• _Work required_
Report all lines from the entries below in which "membrane" appears.

• _Data extract_
+++++
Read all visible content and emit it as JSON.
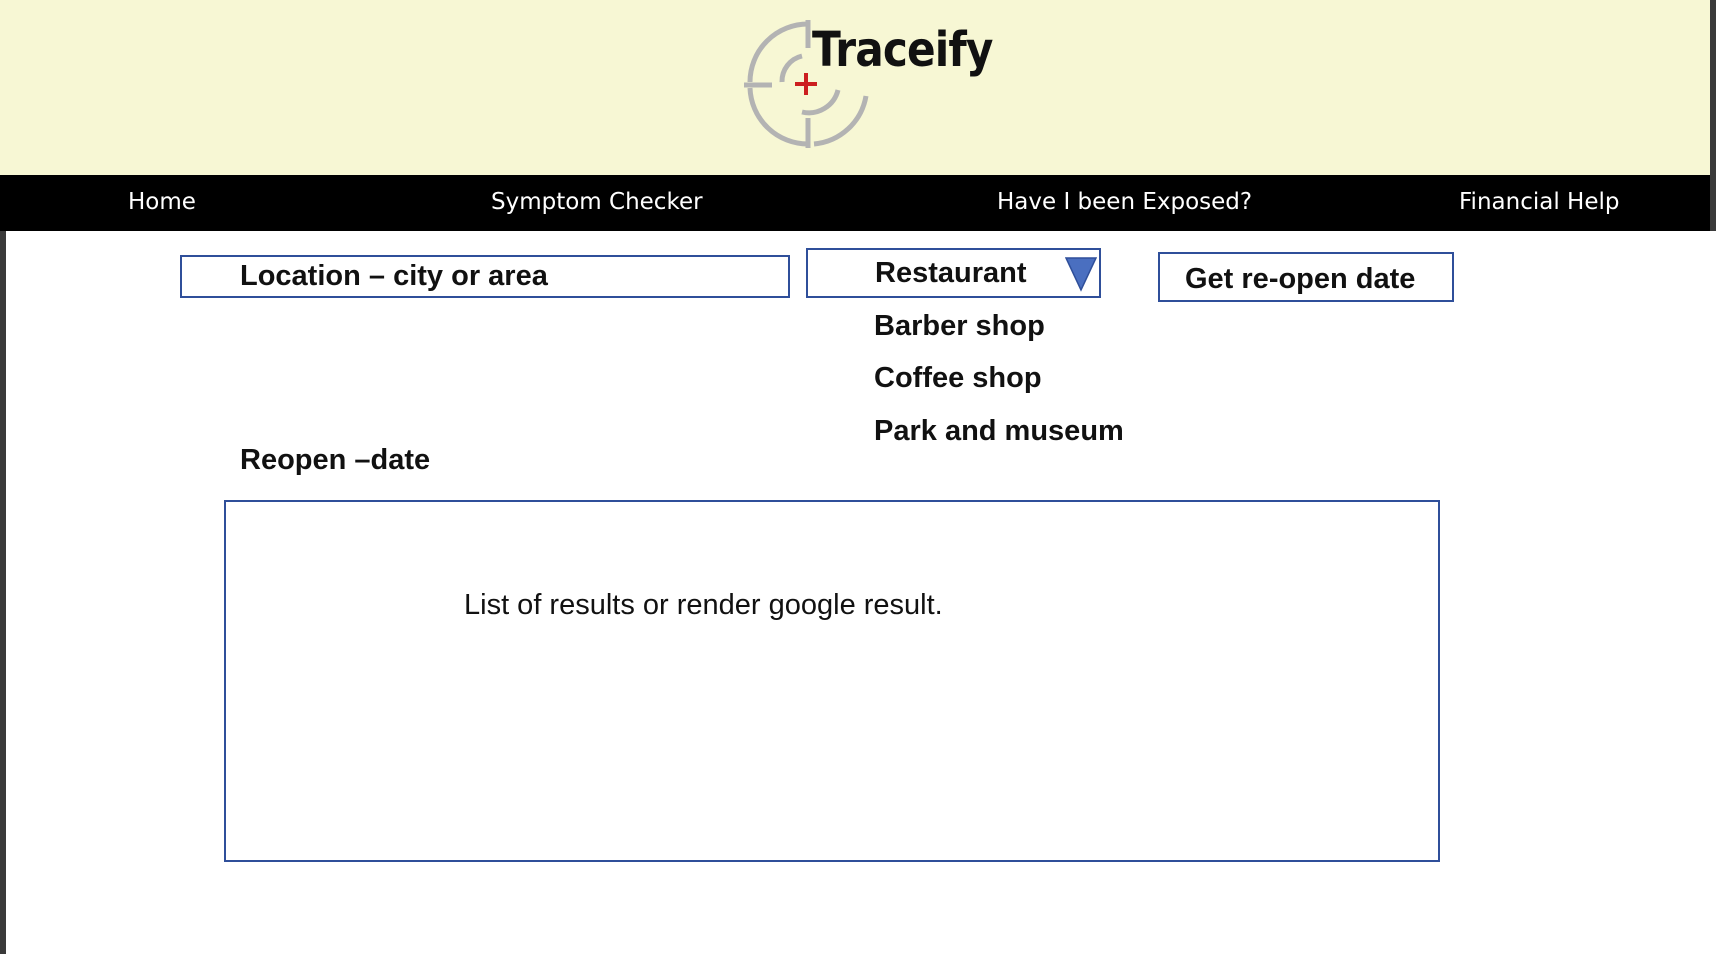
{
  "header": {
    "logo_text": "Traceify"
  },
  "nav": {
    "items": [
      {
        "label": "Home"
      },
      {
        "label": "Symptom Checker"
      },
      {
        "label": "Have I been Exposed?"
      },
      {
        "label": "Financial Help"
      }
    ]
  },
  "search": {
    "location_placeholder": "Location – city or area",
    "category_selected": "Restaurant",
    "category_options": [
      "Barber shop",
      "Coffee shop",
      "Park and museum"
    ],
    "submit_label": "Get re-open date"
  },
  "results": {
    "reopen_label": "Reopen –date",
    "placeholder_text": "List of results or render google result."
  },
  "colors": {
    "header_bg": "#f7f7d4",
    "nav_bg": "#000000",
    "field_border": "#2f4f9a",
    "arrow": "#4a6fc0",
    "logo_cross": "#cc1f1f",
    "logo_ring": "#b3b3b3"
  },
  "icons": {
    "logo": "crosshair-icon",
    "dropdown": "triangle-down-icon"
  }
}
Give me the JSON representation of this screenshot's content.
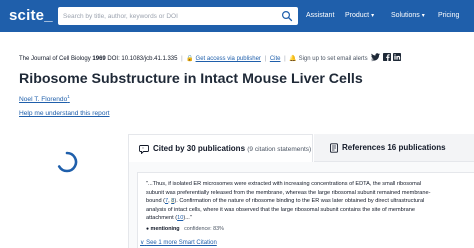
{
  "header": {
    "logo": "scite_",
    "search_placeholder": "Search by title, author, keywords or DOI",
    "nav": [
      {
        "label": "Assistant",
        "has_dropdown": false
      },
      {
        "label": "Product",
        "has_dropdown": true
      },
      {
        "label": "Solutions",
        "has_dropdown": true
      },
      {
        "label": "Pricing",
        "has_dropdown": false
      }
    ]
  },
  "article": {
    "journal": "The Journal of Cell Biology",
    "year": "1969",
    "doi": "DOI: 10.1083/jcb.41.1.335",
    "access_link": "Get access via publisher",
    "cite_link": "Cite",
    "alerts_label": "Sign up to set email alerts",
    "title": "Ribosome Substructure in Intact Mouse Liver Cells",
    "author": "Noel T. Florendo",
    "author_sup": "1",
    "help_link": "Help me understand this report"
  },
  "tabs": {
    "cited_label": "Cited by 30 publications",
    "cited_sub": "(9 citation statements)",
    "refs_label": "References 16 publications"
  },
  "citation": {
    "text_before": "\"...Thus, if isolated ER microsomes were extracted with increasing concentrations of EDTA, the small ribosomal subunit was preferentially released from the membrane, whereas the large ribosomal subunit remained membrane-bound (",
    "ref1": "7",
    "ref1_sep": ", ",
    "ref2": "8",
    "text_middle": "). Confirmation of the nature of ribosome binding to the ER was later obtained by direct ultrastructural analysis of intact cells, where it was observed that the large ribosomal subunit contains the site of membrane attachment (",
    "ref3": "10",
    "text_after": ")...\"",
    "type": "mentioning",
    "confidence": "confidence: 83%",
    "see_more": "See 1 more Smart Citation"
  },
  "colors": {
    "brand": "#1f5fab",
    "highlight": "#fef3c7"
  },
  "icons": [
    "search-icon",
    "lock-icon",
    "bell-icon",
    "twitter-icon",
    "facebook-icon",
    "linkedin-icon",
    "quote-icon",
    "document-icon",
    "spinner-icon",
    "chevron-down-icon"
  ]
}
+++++
• _Solution to this exercise_
    "text_before": "\"...Thus, if isolated ER microsomes were extracted with increasing concentrations of EDTA, the small ribosomal subunit was preferentially released from the membrane, whereas the large ribosomal subunit remained membrane-bound (",
    "text_middle": "). Confirmation of the nature of ribosome binding to the ER was later obtained by direct ultrastructural analysis of intact cells, where it was observed that the large ribosomal subunit contains the site of membrane attachment (",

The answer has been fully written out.